Performance reviews are coming up and I am not sure how to approach them with my team members. I find it awkward, but I know they need and want feedback. How do I nail a performance review conversation?
There is an ongoing body of research demonstrating the impact performance conversations have on both recipients’ and managers’ brains. The level of anxiety it generates, often prevents team members from engaging their pre-frontal context and remembering or learning from the experience.
This is disappointing when we know that one of the most critical factors in employee retention is the perception they have of their manager’s investment in their career. So how do you deliver the feedback they need while ensuring this remains a positive experience for them?
We have prepared three techniques you can apply in your upcoming conversations.
1. Prepare to shift your mindset
You are not delivering performance feedback, you are facilitating a growth opportunity.
In her book ‘Mindset’, Carol Dweck outlines the difference between fixed and growth mindset. The single most powerful word to embrace a growth mindset is: YET. Here are some examples of growth mindset feedback:
· “I have not seen you present in a compelling way yet, how can we grow your presenting skills next month?”
· “You are not quite yet able to respond to stress in a resilient way. Let’s work on this in the next few weeks: what can you do differently?”
By engaging your team member to think about what they will do next, you are decreasing the fight or flight response they experience when hearing your comments about what they have not done or failed at.
It is likely that you will be a little anxious yourself during the conversation and you may forget how to frame the conversation effectively when in the middle of it. It is a good idea to prepare and have some notes ready. What have you seen from your team member that has surprised you in a positive way? What would you like to see from them in the next three months that would indicate they are growing?
2. Take before you give
This can feel counter-intuitive particularly because feedback should be considered as a gift. To decrease your employee’s anxiety about the upcoming conversation, start by asking them for feedback on your leadership first. Many managers share that they have tried to no avail as their team members tend to politely respond that all is well. A technique to ensure you receive an answer, is to frame your question differently:
· “What is one thing I could do differently in my leadership of the team?”
· “Can you please share one thing that you would find helpful for me to support your growth?”
When you ask for ‘one thing’, they will have to find something to share and if you are listening deeply, this should give you some insights about what they are really thinking.
3. Ask questions and then ask more
The best way for humans to learn is to find their own answers. Most of the time, your team member will know what they have done well and what they should improve. By giving them an opportunity to articulate this themselves, you are giving them a true coaching experience. Based on your own preparation, you can articulate questions that will then help you deliver your feedback on the areas that matter:
· “When thinking about your presentation skills, what do you feel you have improved?

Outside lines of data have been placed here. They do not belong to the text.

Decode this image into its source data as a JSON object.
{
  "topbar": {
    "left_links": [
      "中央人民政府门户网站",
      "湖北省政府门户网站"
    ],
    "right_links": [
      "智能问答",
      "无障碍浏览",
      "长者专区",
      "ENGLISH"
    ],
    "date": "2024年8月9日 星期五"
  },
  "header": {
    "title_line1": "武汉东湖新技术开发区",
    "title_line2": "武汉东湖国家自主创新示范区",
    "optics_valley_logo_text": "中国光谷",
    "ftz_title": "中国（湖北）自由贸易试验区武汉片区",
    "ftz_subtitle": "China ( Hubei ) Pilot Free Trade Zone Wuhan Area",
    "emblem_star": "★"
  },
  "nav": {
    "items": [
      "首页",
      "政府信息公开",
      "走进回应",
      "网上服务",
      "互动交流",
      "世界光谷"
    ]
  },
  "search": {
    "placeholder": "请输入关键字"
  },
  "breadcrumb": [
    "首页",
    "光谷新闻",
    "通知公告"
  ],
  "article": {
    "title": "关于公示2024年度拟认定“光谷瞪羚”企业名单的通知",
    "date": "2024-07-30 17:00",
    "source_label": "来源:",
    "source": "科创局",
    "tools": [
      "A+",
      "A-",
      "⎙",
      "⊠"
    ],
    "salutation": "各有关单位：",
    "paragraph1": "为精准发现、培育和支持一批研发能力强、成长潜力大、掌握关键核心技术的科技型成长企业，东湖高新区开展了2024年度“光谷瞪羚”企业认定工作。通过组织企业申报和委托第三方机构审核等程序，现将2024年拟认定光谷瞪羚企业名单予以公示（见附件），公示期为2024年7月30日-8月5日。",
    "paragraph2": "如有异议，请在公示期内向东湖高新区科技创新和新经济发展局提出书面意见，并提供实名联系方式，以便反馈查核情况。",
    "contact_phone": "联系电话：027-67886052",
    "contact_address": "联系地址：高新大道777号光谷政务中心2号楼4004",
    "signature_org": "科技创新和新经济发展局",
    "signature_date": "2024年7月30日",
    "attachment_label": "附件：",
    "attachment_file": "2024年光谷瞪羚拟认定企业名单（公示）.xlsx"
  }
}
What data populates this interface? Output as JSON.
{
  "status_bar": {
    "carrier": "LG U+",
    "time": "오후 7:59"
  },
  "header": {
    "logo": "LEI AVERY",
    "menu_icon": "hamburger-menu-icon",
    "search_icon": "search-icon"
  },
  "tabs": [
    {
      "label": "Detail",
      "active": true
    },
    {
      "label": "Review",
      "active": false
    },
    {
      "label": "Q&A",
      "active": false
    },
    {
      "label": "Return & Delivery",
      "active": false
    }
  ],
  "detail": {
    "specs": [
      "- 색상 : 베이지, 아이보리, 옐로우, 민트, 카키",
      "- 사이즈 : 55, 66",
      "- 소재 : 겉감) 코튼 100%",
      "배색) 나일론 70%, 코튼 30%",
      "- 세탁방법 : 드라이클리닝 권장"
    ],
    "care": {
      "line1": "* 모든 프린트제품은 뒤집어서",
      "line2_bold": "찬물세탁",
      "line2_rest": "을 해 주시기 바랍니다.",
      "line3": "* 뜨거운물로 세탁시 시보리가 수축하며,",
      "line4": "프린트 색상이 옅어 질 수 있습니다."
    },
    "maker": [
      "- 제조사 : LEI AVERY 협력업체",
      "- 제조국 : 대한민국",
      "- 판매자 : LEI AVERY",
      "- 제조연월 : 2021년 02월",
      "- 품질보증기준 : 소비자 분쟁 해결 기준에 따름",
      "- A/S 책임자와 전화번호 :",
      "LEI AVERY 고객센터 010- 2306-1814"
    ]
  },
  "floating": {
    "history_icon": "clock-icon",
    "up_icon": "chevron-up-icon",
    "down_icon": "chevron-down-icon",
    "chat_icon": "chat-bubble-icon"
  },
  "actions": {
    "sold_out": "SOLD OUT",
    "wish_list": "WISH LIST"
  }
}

What do you need to do next?”
Finally, the impact of your performance meetings does not solely lie in your delivery on the moment, but in the frequency of your development conversations. Monthly chats will ensure that junior members of your organisation feel that their leaders care about their career and that this is a good place to learn and grow.